  • Reproductive phase covers the period from panicle initiation to flowering, and
  • Maturity phase covers the period from flowering to complete maturity.


The vegetative phase: During the vegetative phase, the plant goes through the following stages of development: germination–emergence, seedling growth, tillering and inter-node elongation (according to variety). The duration of the vegetative phase varies according to variety, but it is also influenced by temperatures and the photoperiod (day-length), which may, when the variety is susceptible, lengthen the phase (see Reference 11). The relative length of the vegetative phase will determine whether the variety has a short, medium or long growing cycle. Most crop management operations have to take place during the vegetative phase, the most important being weed control (either by weeding or chemical herbicides), fertilizer application, insect and disease control.


The reproductive phase: This phase includes the following stages: panicle initiation, elongation and heading. It is characterized by the emergence of the panicle and by the development of the spikelets and reproductive organs. Its duration is relatively fixed—between 30 and 35 days—whatever the variety or season. The reproductive phase is not affected by photoperiod, but it is very susceptible to low temperatures, drought (water deficiency) and salinity, which can lead to sterility of the reproductive organs, which means the grains will be empty.

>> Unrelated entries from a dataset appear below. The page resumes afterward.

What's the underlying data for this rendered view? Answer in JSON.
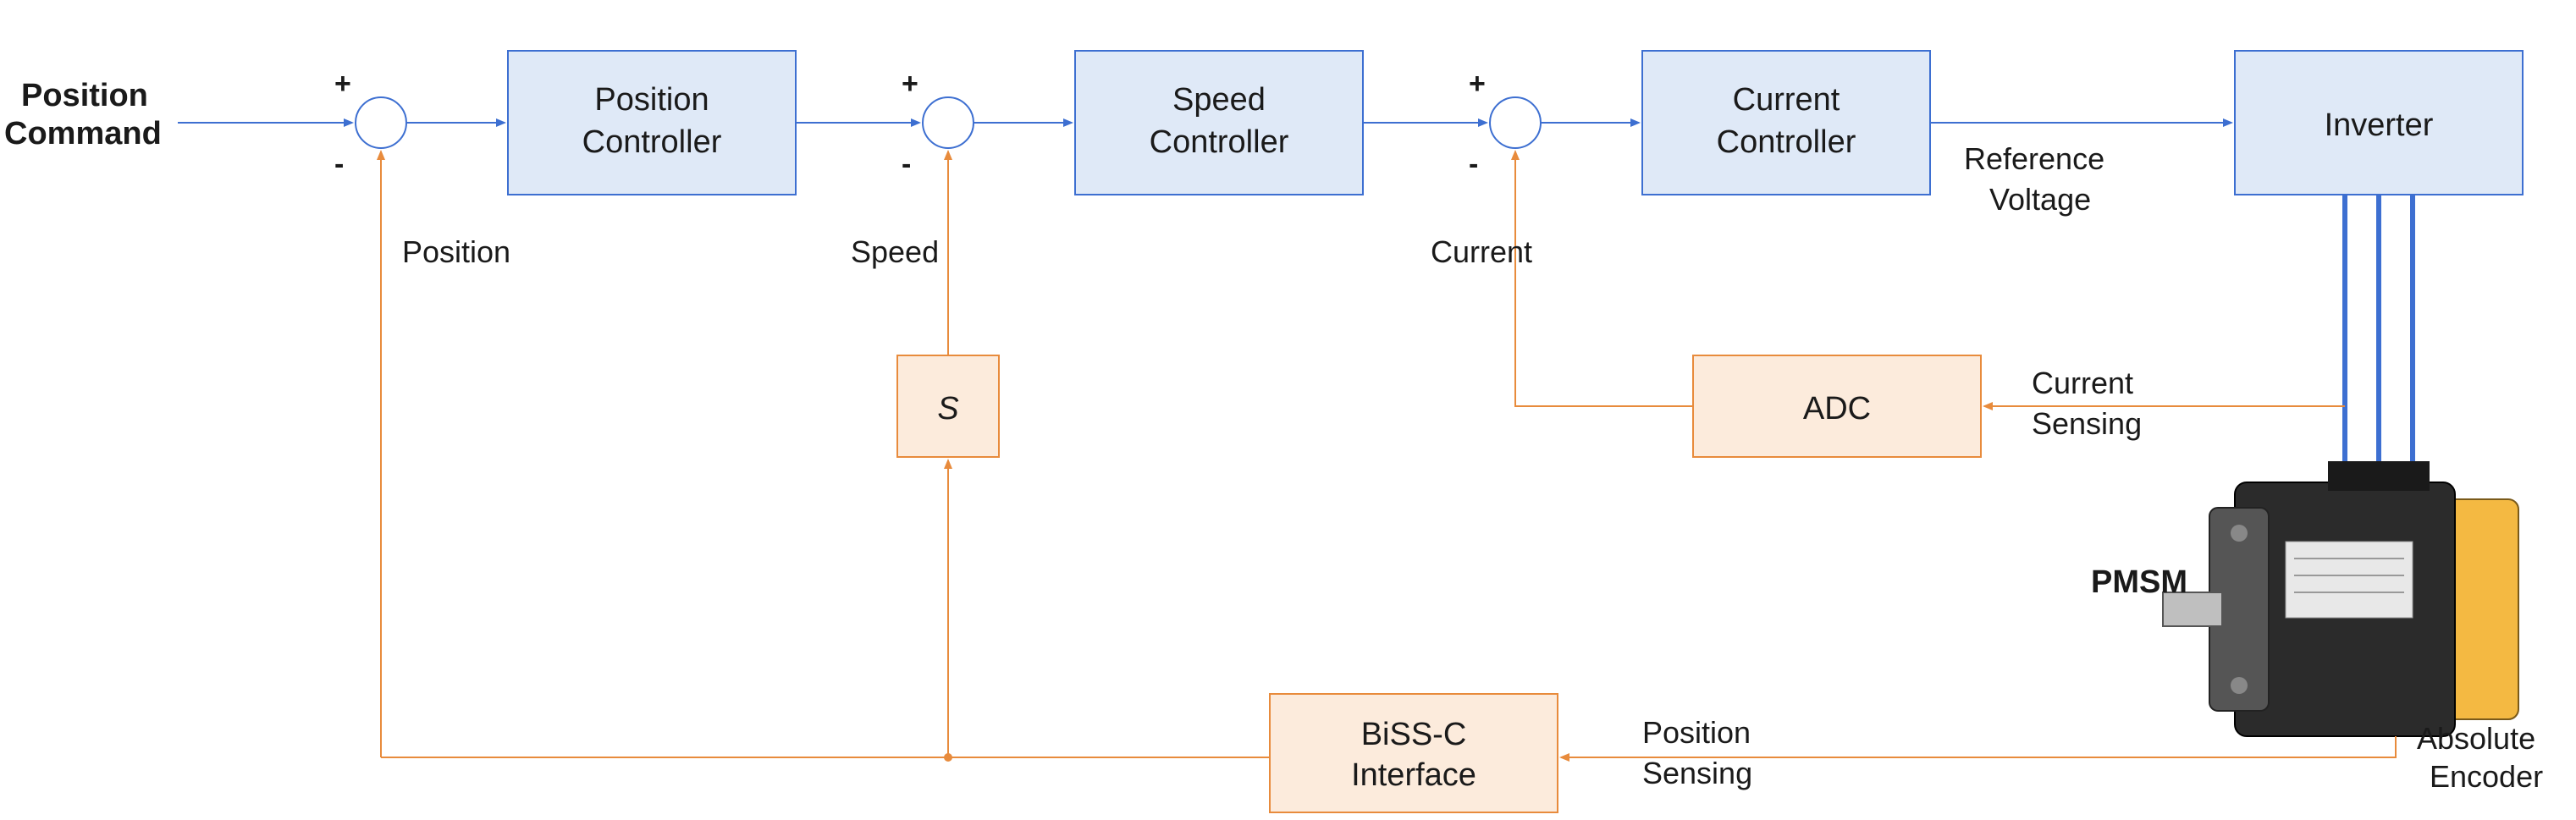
{
  "input": {
    "line1": "Position",
    "line2": "Command"
  },
  "blocks": {
    "position_controller": {
      "line1": "Position",
      "line2": "Controller"
    },
    "speed_controller": {
      "line1": "Speed",
      "line2": "Controller"
    },
    "current_controller": {
      "line1": "Current",
      "line2": "Controller"
    },
    "inverter": {
      "line1": "Inverter"
    },
    "derivative": {
      "symbol": "S"
    },
    "adc": {
      "line1": "ADC"
    },
    "biss": {
      "line1": "BiSS-C",
      "line2": "Interface"
    }
  },
  "labels": {
    "ref_voltage": {
      "line1": "Reference",
      "line2": "Voltage"
    },
    "current_sensing": {
      "line1": "Current",
      "line2": "Sensing"
    },
    "position_sensing": {
      "line1": "Position",
      "line2": "Sensing"
    },
    "absolute_encoder": {
      "line1": "Absolute",
      "line2": "Encoder"
    },
    "pmsm": "PMSM",
    "feedback_position": "Position",
    "feedback_speed": "Speed",
    "feedback_current": "Current"
  },
  "signs": {
    "plus": "+",
    "minus": "-"
  }
}
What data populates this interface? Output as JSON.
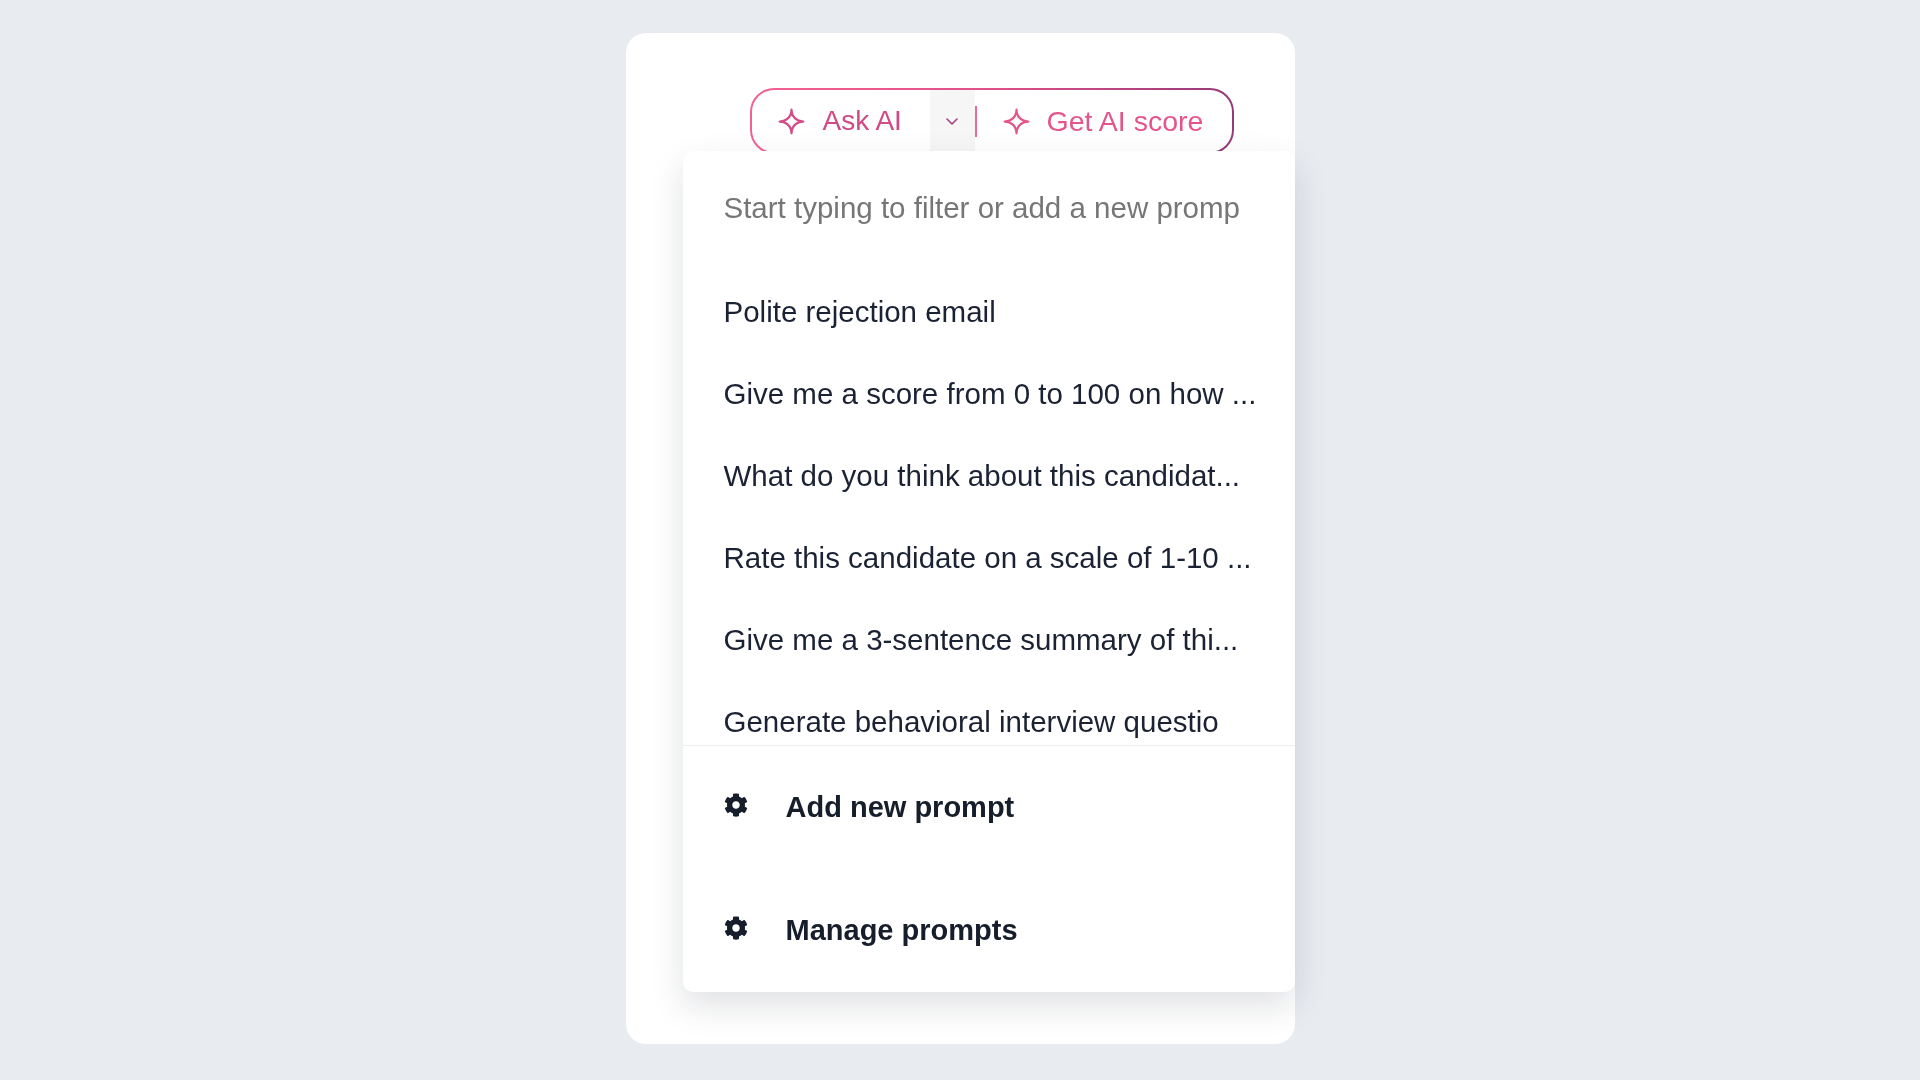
{
  "ai_buttons": {
    "ask_ai": {
      "label": "Ask AI"
    },
    "menu_toggle": {
      "expanded": true
    },
    "get_ai_score": {
      "label": "Get AI score"
    }
  },
  "prompt_menu": {
    "filter": {
      "placeholder": "Start typing to filter or add a new promp"
    },
    "prompts": [
      "Polite rejection email",
      "Give me a score from 0 to 100 on how ...",
      "What do you think about this candidat...",
      "Rate this candidate on a scale of 1-10 ...",
      "Give me a 3-sentence summary of thi...",
      "Generate behavioral interview questio"
    ],
    "actions": [
      "Add new prompt",
      "Manage prompts"
    ]
  }
}
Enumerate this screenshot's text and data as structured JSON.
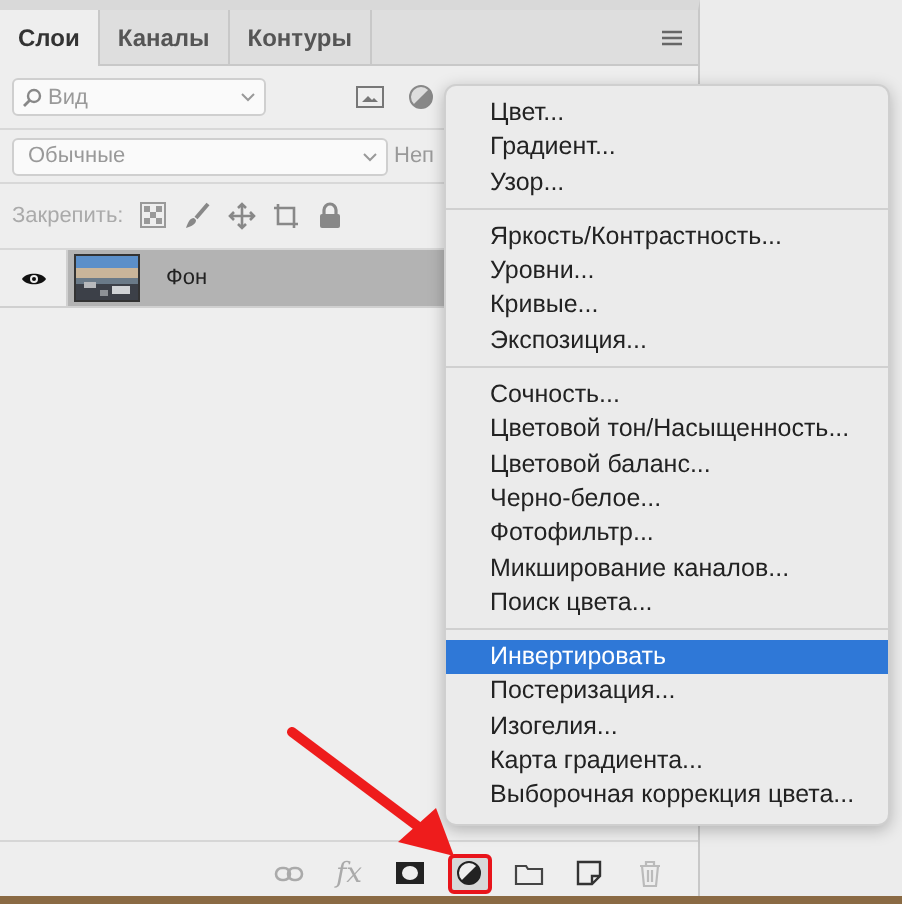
{
  "tabs": [
    {
      "label": "Слои",
      "selected": true
    },
    {
      "label": "Каналы",
      "selected": false
    },
    {
      "label": "Контуры",
      "selected": false
    }
  ],
  "filter": {
    "value": "Вид"
  },
  "blend_mode": {
    "value": "Обычные"
  },
  "opacity_label": "Неп",
  "lock_label": "Закрепить:",
  "layers": [
    {
      "name": "Фон",
      "visible": true,
      "selected": true
    }
  ],
  "menu": {
    "groups": [
      [
        {
          "label": "Цвет...",
          "selected": false
        },
        {
          "label": "Градиент...",
          "selected": false
        },
        {
          "label": "Узор...",
          "selected": false
        }
      ],
      [
        {
          "label": "Яркость/Контрастность...",
          "selected": false
        },
        {
          "label": "Уровни...",
          "selected": false
        },
        {
          "label": "Кривые...",
          "selected": false
        },
        {
          "label": "Экспозиция...",
          "selected": false
        }
      ],
      [
        {
          "label": "Сочность...",
          "selected": false
        },
        {
          "label": "Цветовой тон/Насыщенность...",
          "selected": false
        },
        {
          "label": "Цветовой баланс...",
          "selected": false
        },
        {
          "label": "Черно-белое...",
          "selected": false
        },
        {
          "label": "Фотофильтр...",
          "selected": false
        },
        {
          "label": "Микширование каналов...",
          "selected": false
        },
        {
          "label": "Поиск цвета...",
          "selected": false
        }
      ],
      [
        {
          "label": "Инвертировать",
          "selected": true
        },
        {
          "label": "Постеризация...",
          "selected": false
        },
        {
          "label": "Изогелия...",
          "selected": false
        },
        {
          "label": "Карта градиента...",
          "selected": false
        },
        {
          "label": "Выборочная коррекция цвета...",
          "selected": false
        }
      ]
    ]
  },
  "toolbar": [
    {
      "kind": "link",
      "highlighted": false
    },
    {
      "kind": "fx",
      "label": "fx",
      "highlighted": false
    },
    {
      "kind": "mask",
      "highlighted": false
    },
    {
      "kind": "adjustment",
      "highlighted": true
    },
    {
      "kind": "folder",
      "highlighted": false
    },
    {
      "kind": "new",
      "highlighted": false
    },
    {
      "kind": "trash",
      "highlighted": false
    }
  ]
}
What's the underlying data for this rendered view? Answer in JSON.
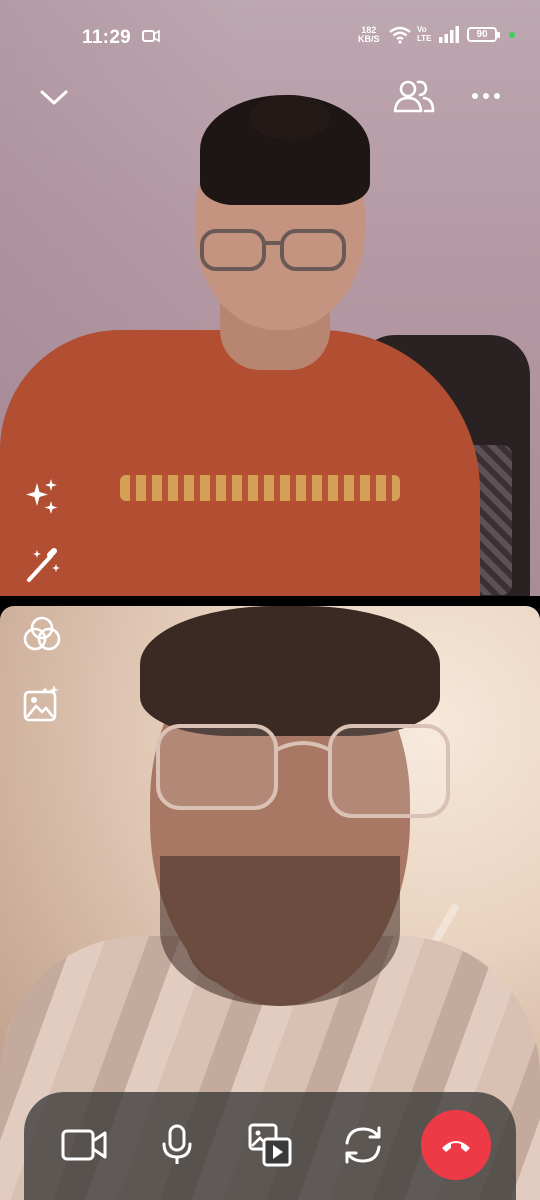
{
  "status_bar": {
    "time": "11:29",
    "net_speed": "182",
    "net_unit": "KB/S",
    "volte_top": "Vo",
    "volte_bottom": "LTE",
    "battery": "90",
    "icons": [
      "screen-record-icon",
      "wifi-icon",
      "signal-icon",
      "battery-icon"
    ]
  },
  "top_bar": {
    "icons": [
      "chevron-down-icon",
      "participants-icon",
      "more-icon"
    ]
  },
  "side_tools": {
    "icons": [
      "sparkles-icon",
      "magic-wand-icon",
      "filters-icon",
      "background-image-icon"
    ]
  },
  "call_controls": {
    "icons": [
      "video-camera-icon",
      "microphone-icon",
      "share-media-icon",
      "flip-camera-icon",
      "end-call-icon"
    ],
    "end_color": "#ee3a47"
  }
}
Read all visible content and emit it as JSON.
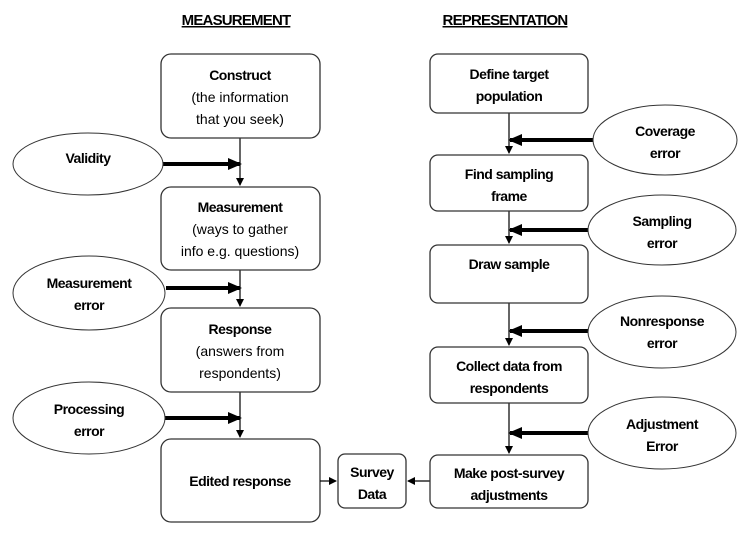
{
  "headings": {
    "measurement": "MEASUREMENT",
    "representation": "REPRESENTATION"
  },
  "measurement_column": {
    "boxes": [
      {
        "id": "construct",
        "title": "Construct",
        "subtitle_lines": [
          "(the information",
          "that you seek)"
        ]
      },
      {
        "id": "measurement",
        "title": "Measurement",
        "subtitle_lines": [
          "(ways to gather",
          "info e.g. questions)"
        ]
      },
      {
        "id": "response",
        "title": "Response",
        "subtitle_lines": [
          "(answers from",
          "respondents)"
        ]
      },
      {
        "id": "edited-response",
        "title": "Edited response",
        "subtitle_lines": []
      }
    ],
    "error_sources": [
      {
        "id": "validity",
        "lines": [
          "Validity"
        ]
      },
      {
        "id": "measurement-error",
        "lines": [
          "Measurement",
          "error"
        ]
      },
      {
        "id": "processing-error",
        "lines": [
          "Processing",
          "error"
        ]
      }
    ]
  },
  "representation_column": {
    "boxes": [
      {
        "id": "define-target-population",
        "lines": [
          "Define target",
          "population"
        ]
      },
      {
        "id": "find-sampling-frame",
        "lines": [
          "Find sampling",
          "frame"
        ]
      },
      {
        "id": "draw-sample",
        "lines": [
          "Draw sample"
        ]
      },
      {
        "id": "collect-data",
        "lines": [
          "Collect data from",
          "respondents"
        ]
      },
      {
        "id": "post-survey-adjustments",
        "lines": [
          "Make post-survey",
          "adjustments"
        ]
      }
    ],
    "error_sources": [
      {
        "id": "coverage-error",
        "lines": [
          "Coverage",
          "error"
        ]
      },
      {
        "id": "sampling-error",
        "lines": [
          "Sampling",
          "error"
        ]
      },
      {
        "id": "nonresponse-error",
        "lines": [
          "Nonresponse",
          "error"
        ]
      },
      {
        "id": "adjustment-error",
        "lines": [
          "Adjustment",
          "Error"
        ]
      }
    ]
  },
  "center": {
    "survey_data_lines": [
      "Survey",
      "Data"
    ]
  }
}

The maturity phase: This includes the following stages: flowering, milky and dough stages and maturity. Its duration is relatively fixed too—about 30 days—whatever the variety or season. It is susceptible to climatic hazards, such as, for instance, high temperatures, violent winds, and drought (water deficiency) during the first 15 days following flowering (dough stage). Draining the plots or stopping irrigation during the dough stage will not have negative consequences on production; it will, however, be beneficial to the rice plants as it will homogenize maturation and facilitate harvesting.


Extract from: PLAR-IRM Curriculum: Technical Manual (Wopereis et al., 2009).